An arena that is used in the reorientation task can provide two different kinds of navigational information, geometric cues and feature cues (Cheng & Newcombe, 2005). Geometric cues are relational, while feature cues are not: “A geometric property of a surface, line, or point is a property it possesses by virtue of its position relative to other surfaces, lines, and points within the same space. A nongeometric property is any property that cannot be described by relative position alone” (Gallistel, 1990, p. 212). In a rectangular arena, metric properties (wall lengths, angles between walls) combined with an agent’s distinction between left and right (e.g., the long wall is to the left of the short wall) provide geometric cues. .
References:
 Cheng, K., & Newcombe, N. S. (2005). Is there a geometric module for spatial orientation? Squaring theory and evidence. Psychonomic Bulletin & Review, 12(1), 123.
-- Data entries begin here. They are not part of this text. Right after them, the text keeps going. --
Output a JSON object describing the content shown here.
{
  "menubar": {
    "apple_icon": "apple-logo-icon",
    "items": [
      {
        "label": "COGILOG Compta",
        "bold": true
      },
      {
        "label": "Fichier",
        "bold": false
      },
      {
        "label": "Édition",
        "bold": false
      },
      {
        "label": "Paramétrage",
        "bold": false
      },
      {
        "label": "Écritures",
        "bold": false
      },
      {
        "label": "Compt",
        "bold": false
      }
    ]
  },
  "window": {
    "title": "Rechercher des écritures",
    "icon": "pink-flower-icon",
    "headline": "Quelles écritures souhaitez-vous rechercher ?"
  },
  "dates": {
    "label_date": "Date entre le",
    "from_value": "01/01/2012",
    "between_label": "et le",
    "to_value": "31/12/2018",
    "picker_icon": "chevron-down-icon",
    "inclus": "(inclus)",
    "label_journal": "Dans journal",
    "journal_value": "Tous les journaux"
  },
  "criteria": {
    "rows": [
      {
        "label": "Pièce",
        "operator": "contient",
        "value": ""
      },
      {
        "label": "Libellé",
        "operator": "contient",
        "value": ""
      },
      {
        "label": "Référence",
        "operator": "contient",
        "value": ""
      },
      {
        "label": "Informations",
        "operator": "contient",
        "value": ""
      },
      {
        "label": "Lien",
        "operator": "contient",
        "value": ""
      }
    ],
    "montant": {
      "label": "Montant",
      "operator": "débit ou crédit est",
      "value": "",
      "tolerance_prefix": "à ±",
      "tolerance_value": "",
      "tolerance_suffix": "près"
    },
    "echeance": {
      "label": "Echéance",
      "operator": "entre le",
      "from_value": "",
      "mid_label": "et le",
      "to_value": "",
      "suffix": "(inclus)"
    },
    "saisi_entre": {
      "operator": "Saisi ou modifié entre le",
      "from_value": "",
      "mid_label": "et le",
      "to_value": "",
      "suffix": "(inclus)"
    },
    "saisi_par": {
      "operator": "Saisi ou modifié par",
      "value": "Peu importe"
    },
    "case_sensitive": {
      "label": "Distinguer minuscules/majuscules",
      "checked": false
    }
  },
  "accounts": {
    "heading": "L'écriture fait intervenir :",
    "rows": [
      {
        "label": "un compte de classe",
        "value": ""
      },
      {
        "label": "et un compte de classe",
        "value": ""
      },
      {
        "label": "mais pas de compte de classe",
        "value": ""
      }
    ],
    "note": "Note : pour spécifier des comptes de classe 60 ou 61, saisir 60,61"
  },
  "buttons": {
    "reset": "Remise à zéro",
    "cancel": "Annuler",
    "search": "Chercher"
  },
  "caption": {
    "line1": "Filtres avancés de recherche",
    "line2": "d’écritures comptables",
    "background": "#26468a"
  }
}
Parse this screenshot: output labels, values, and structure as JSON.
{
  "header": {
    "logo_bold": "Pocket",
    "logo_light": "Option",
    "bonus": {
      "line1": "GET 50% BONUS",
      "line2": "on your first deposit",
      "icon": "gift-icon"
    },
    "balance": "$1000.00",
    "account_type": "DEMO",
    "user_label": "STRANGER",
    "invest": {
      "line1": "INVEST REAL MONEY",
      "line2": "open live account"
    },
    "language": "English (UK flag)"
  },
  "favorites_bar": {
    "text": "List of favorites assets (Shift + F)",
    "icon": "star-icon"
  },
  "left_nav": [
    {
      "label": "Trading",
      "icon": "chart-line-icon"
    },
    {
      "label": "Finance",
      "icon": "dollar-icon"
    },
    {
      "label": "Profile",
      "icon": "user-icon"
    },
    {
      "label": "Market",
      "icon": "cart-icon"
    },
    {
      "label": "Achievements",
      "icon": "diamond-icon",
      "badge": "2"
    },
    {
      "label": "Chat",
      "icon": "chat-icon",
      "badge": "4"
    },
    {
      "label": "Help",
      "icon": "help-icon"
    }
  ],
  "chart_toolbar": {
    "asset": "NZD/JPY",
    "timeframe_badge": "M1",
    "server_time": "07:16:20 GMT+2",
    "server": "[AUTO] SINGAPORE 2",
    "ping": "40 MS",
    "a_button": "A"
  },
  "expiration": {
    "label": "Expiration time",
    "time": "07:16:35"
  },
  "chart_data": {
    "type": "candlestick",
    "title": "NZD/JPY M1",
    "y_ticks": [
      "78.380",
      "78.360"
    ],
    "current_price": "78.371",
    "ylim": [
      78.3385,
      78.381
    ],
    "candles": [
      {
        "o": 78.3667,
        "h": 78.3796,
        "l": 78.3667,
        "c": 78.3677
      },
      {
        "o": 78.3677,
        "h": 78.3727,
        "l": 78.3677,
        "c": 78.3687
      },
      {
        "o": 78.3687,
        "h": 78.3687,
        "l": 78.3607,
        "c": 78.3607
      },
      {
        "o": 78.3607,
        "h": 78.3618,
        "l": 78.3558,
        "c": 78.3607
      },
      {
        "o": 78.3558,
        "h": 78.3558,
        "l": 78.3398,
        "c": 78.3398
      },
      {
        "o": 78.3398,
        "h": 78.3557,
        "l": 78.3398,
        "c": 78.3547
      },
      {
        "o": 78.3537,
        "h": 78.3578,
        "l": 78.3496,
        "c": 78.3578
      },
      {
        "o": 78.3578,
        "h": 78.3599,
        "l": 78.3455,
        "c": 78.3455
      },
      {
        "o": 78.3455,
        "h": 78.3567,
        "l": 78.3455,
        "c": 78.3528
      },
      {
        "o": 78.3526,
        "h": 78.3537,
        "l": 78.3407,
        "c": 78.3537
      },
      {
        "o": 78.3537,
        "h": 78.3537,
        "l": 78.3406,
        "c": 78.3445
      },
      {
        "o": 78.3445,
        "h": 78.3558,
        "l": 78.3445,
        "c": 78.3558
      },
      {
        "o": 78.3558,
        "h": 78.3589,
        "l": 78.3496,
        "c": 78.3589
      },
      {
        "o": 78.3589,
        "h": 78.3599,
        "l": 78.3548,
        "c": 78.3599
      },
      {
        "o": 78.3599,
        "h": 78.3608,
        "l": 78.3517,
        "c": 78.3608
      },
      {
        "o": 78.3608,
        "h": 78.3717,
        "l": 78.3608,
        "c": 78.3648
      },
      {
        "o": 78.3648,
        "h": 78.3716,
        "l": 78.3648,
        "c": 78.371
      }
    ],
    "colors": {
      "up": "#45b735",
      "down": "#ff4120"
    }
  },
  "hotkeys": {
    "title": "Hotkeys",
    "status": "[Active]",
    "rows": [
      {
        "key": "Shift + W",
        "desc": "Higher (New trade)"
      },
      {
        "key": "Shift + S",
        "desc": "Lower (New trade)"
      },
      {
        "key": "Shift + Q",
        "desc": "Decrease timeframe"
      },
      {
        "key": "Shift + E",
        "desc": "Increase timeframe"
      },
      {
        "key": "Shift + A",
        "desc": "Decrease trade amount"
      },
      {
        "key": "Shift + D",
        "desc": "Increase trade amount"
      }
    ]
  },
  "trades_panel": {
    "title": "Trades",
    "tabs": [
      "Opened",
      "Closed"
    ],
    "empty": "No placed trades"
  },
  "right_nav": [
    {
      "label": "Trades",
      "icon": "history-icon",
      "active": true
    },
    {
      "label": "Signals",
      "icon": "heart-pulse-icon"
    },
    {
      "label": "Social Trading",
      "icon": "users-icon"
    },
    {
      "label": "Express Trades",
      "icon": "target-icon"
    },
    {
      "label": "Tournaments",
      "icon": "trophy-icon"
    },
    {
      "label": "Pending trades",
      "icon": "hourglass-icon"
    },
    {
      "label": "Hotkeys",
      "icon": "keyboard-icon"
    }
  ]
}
 Gallistel, C. R. (1990). The Organization Of Learning. Cambridge, MA: MIT Press.
(Added September 2010)